One of the clearest messages from the communications research is that the best — perhaps the only — way to get public support for increased resources for court and community based legal aid above the needed 50% threshold is to emphasize the non-means tested services that are available to all.
Perhaps preeminent among those are the online information and forms that are now available respectively in all or most states with help from court and community based legal aid in those states.
Surely getting those services far better known would not only result in more people getting access to justice, but also make court and community based legal aid much more widely apprecaited, and thus impact the ability of the providers to get the resources they need. I can promise you that if a governmental liaison person goes into a legislative office and starts talking about legal aid, and the rep or staffer says “isn’t that the thing that is advertized on the sides of the buses and in the subways?” it is going to be a wholly different — and much more successful — conversation. The ad, hopefully free, on the side of the bus includes a box saying something like: “These free resources are made available by your local court and community based legal aid programs.”
The original vision for the websites, developed well over ten years ago was of an integrated system that could be linked and marketed to multiple constituencies. That potential of integration has not been fully realized, making such leveraging much less sucessful than it might be, particularly on the public marketing side. Moreover, the whole system would be much more helpful if there were better content development and updating processes in place.

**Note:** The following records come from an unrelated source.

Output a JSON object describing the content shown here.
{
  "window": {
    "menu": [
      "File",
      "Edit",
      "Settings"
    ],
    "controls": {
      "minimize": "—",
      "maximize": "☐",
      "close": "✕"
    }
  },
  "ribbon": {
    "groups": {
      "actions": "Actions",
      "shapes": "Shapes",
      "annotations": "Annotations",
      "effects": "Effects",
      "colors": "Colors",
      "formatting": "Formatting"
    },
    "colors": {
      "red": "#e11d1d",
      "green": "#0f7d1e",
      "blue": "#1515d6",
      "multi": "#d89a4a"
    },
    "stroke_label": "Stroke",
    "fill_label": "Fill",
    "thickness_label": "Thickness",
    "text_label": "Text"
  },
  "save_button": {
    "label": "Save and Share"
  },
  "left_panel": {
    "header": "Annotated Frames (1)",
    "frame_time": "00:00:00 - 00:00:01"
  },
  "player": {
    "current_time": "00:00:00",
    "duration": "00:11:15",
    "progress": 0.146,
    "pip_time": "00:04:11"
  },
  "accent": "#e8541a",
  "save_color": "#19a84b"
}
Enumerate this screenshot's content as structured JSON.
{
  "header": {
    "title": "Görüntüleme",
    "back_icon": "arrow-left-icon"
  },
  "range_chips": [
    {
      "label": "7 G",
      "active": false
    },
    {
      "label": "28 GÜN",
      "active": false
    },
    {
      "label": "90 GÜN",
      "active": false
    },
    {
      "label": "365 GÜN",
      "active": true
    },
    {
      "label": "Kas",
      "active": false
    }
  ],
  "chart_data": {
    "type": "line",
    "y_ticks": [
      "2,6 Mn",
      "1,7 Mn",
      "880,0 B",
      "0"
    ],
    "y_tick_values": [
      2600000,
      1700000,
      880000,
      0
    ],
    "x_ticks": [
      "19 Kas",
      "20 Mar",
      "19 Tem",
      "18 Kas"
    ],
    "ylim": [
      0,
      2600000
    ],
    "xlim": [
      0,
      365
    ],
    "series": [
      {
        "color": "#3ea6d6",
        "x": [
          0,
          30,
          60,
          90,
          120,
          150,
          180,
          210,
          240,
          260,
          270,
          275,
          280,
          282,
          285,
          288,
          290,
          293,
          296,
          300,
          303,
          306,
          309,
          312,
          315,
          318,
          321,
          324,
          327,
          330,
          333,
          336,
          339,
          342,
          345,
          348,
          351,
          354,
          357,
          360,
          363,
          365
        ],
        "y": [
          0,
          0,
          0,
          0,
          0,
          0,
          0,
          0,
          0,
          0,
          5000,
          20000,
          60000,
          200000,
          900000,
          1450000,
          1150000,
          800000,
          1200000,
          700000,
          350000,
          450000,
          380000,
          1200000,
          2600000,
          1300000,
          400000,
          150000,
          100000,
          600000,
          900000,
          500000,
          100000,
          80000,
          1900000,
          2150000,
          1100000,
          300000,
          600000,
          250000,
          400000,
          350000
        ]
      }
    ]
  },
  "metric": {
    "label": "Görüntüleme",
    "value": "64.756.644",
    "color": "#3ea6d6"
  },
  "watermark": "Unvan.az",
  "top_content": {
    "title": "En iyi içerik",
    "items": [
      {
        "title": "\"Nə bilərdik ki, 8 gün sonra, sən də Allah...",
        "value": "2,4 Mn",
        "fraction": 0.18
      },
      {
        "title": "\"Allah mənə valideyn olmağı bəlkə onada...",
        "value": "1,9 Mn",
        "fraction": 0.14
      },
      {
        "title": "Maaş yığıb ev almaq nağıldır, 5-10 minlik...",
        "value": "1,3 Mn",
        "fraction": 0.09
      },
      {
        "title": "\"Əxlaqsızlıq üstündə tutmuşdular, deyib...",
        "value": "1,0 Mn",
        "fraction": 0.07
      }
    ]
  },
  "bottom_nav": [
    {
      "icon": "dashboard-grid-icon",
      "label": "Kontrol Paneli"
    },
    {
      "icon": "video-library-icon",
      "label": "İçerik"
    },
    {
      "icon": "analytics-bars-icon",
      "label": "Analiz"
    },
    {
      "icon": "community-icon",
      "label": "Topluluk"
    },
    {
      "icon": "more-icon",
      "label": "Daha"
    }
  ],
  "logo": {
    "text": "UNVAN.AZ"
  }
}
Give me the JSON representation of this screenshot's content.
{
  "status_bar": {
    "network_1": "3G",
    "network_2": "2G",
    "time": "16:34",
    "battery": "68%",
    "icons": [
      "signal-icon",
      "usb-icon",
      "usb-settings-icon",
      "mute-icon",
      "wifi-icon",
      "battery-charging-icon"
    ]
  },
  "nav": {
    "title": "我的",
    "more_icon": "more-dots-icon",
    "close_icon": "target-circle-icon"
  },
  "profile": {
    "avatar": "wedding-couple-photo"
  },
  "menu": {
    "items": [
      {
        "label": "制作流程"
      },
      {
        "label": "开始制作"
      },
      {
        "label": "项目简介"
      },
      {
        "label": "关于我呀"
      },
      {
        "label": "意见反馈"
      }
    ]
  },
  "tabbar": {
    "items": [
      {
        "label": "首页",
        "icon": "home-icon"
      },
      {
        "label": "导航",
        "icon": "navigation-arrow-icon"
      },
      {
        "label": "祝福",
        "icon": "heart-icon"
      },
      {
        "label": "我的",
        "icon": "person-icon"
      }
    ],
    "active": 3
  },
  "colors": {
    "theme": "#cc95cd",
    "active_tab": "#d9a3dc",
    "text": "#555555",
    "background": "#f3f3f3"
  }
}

Coordinated activity by most of the major stakeholder is needed to empower a broad marketing and PR campaign for these tools . Steps that might be taken to turn this into a system that would position legal aid (broadly defined) as a much more valued resource for all might include:
- National, state and local community legal aid funders using their leverage and resources to ensure that content and tools are as usable, up to date, and appealing as possible. This means you, IOLTA and LSC.
- Court based legal aid funders ensuing the development of appropriate content. This means you, courts, NCSC, and SJI.
- Access to Justice Commissions and others working to ensure that the content from all their stakeholders is accessible through integrated portals, and preventing duplication whenever possible. (I hope all Commissions have a group working on this coordination, and reporting regularly to the larger bodies)
- At the national level, national programs working to partner with a wide variety of stakeholders such as the Federal Legal Aid Interagency Roundtable, AARP, faith based-organizations, United Way/211, unions, etc., to ensure that the public knows that these resources are available and reliable. This again involves both court and community based legal aid.
- At the local level, the Commissions working with equivalent local stakeholders, including state agencies, to spread such knowledge.
- At all levels, stakeholders coordinating the development of public media campaigns using free resources to spread the word.
You will notice that the key word is “coordination.” This is not something for one stakeholder to take on, with the rest cheering them on. Rather this only works if almost all stakeholders agree on a common agenda and elements, perhaps with each taking the leadership on some of those elements, and all getting actual concrete support from the rest in its design and implementation.
All of which raises a broader point. More and more we have to create the ways for stakeholders to cooperate in such coordinated activities. We can not get to 100% access without such true multi-element cooperation. Maybe a program to massively expand the quality and use of the online tools for all can be a pilot for such coordination.
Disclosures: I am on the Advisory Board of the Voices for Civil Justice, that sponsored the Communications Research, I helped draft the plan for integrated portals, and I have been a consultant and adviser to Pro Bono Net, which operates a significant part of the info and tools system now in place.